### DATASET EXTRACT

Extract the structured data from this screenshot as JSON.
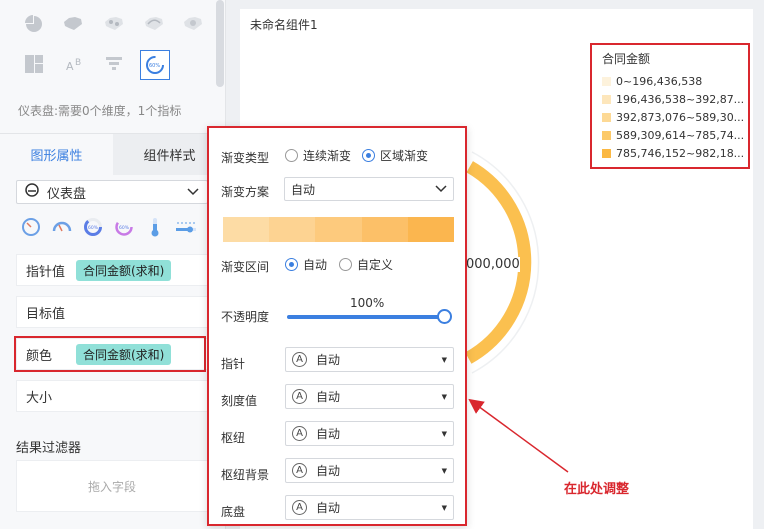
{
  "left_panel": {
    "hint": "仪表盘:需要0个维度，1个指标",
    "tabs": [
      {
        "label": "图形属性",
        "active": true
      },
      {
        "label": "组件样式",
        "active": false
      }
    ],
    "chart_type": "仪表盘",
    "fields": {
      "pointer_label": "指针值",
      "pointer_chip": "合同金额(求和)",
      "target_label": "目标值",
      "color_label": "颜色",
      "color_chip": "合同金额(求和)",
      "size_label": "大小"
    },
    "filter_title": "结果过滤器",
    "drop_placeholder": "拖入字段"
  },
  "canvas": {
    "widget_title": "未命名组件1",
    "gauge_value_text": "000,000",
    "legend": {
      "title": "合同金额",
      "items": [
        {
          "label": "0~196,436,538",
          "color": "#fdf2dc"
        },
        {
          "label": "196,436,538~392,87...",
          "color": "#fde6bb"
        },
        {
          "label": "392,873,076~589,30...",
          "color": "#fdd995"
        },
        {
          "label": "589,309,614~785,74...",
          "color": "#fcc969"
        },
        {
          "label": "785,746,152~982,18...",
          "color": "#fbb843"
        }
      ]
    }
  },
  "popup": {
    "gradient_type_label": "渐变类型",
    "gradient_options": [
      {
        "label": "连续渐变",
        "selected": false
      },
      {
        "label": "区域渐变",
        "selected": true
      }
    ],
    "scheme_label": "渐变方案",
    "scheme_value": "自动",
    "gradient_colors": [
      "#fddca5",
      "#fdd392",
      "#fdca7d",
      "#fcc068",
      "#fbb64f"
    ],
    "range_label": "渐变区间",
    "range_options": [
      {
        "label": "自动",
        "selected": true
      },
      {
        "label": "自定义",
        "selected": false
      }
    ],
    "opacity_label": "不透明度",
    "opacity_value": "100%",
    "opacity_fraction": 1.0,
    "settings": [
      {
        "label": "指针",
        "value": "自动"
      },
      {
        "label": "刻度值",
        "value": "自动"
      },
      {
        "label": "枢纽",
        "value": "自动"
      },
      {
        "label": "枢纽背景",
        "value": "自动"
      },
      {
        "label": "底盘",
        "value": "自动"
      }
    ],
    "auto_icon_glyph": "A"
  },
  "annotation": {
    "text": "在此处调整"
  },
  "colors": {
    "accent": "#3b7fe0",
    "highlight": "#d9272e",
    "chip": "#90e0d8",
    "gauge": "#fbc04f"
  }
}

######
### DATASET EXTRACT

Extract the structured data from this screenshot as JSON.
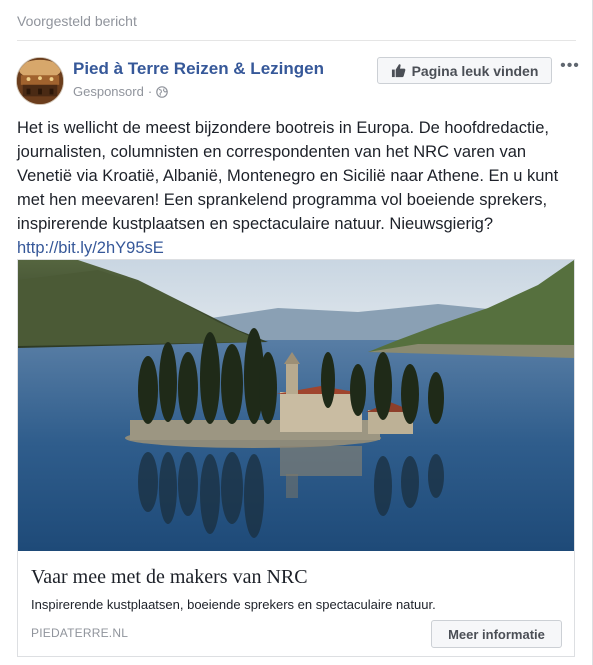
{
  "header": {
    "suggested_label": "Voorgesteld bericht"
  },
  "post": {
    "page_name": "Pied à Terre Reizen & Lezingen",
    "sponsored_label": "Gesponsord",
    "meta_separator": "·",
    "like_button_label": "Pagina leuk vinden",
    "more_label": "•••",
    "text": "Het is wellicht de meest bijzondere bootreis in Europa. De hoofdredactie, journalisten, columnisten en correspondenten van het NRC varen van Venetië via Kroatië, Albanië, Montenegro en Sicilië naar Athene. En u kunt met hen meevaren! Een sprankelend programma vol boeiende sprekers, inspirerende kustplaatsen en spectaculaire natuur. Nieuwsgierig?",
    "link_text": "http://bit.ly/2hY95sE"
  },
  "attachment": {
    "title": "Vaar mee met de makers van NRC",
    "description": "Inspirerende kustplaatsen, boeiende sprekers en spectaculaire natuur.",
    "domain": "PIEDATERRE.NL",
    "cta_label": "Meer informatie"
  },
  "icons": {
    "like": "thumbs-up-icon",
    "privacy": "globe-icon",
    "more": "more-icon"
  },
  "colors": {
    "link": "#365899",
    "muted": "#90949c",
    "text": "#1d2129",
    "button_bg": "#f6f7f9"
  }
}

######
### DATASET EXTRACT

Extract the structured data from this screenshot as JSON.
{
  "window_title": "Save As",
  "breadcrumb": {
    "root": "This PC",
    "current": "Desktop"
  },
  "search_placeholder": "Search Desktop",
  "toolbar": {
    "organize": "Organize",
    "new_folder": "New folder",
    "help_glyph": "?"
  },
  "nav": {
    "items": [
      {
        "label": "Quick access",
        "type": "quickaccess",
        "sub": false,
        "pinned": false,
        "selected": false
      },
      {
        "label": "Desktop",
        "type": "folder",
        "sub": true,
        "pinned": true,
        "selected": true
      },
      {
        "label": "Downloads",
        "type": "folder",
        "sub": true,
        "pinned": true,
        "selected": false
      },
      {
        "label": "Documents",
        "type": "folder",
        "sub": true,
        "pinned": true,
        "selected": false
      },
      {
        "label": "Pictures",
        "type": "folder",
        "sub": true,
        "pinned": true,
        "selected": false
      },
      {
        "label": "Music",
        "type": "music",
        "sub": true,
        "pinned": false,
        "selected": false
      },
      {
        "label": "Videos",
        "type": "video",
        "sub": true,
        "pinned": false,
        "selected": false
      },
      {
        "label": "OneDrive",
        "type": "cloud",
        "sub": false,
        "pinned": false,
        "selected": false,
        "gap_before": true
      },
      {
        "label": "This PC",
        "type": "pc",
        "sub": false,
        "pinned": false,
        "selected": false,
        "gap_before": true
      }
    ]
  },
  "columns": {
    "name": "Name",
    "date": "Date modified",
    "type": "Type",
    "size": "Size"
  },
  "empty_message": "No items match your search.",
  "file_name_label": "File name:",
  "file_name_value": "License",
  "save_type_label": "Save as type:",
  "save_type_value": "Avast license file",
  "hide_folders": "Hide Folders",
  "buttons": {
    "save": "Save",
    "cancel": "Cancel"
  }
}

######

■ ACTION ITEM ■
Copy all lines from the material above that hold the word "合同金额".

■ TASK RESPONSE ■
      "pointer_chip": "合同金额(求和)",
      "color_chip": "合同金额(求和)",
      "title": "合同金额",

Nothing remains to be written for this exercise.